That is the quick recap of why I haven't been blogging and why I don't really have any art to show you. I've been making myself a new home here, in the Teekkari Village of Otnäs, which will be my base of operations for the next 5 years or so of first-handedly studying the effects of alcohol on the body, and also a bit of Mechanical and Structural engineering.

This is what my new home looks like for now (Excluding the kitchen and bathrooms that I'm sharing with two other engineering students. There isn't a lot to show except what was an exceptional amount of filth when we got here.). Any and all of my so-named homies are welcome to visit me.

My old home (That cheating betrayer of a home...) will soon belong to someone else. Buildings aren't very sentimental, but homes can mean a lot to a person. I try not to compare my new home to my old apartment, even though sometimes, I feel my old dwelling was far superior. You can't think like that. A home is very much like a lover, the same rules apply. Me and me new home, we're going to have adventures together. Not ever the same adventures I had with my old place, but new adventures.

Yesterday, I met an american animator.
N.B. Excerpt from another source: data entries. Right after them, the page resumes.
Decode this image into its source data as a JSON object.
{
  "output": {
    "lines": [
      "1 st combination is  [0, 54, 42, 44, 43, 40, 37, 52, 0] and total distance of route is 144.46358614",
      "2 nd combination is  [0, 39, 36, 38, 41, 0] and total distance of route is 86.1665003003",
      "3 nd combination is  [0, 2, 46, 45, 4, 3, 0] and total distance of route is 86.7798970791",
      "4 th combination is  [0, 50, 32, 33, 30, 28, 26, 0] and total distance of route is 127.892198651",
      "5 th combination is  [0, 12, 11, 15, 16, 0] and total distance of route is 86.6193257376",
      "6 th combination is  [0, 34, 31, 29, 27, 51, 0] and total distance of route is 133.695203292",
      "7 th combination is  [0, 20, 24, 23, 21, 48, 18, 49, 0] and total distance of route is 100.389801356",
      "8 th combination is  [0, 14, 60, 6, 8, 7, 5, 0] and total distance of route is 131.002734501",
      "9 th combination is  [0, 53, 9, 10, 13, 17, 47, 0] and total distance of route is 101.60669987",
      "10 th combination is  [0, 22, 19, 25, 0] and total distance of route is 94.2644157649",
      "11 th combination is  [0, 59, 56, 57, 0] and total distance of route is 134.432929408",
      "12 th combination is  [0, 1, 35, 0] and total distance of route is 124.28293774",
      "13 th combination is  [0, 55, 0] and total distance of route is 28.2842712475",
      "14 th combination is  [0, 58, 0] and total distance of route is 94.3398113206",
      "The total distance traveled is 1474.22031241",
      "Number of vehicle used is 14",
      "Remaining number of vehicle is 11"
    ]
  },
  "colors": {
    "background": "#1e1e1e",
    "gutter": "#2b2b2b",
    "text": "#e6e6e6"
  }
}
A very interesting and animated person. My experience of the capital city so far had been mostly hard work in the apartment and driving around in wild traffic, being chased by trams and hurrysome cyclists alike, to whom traffic rules don't seem to apply. But this animator man saw things differently. To him, the trams we're giant timely caterpillars. He didn't see the busy people, he talked about the wonder he saw in the children's eyes, and fitness of the cycling Finns. He saw the world differently, and said we don't know what we have. Maybe this new place is, in fact, better. I just haven't gotten used to it yet. It ties into what I've written about how things that are different are almost always perceived in a negative light.


  1. That all other stuff was cool and all, what with the differing perspectives and such, but this:

    "...for the next 5 years or so of first-handedly studying the effects of alcohol on the body..."

    is insanely true. Like... I mean. Wow... People sure like drinking in this country huh?

    1. Yes. Yes we do. I'm pretty good at this moderation thing myself, but I've seen a lot of Finnish alco-culture in the past few days, during my "vacation" in Turku. A lot of eager university freshmen. Next week is my first week of school, and I'll have to do my very best to survive.

    2. Hello Victor,
      Phil is very honored to be mentioned in your blog:))) I have also changed my way of seeing my surroundings being married to him, there is so much more to see and feel than what we do in our everyday busy running lifestyle... beauty, happiness, kindness..

      We also would like to hear how Kim is doing ??? Send him our regards!!

      Harriet and Phil

    3. The honor was all mine!

      Kim is on the road of recovery. Nothing unusual, but it's not a walk in the park. They said he would experience fatigue and quite severe headaches for the first month or so, and that's what's up. But things are getting better all the time.

      Kind regards, Victor.


Feel free to speak your mind!

It's also always more fun if you leave some way for us to identify you.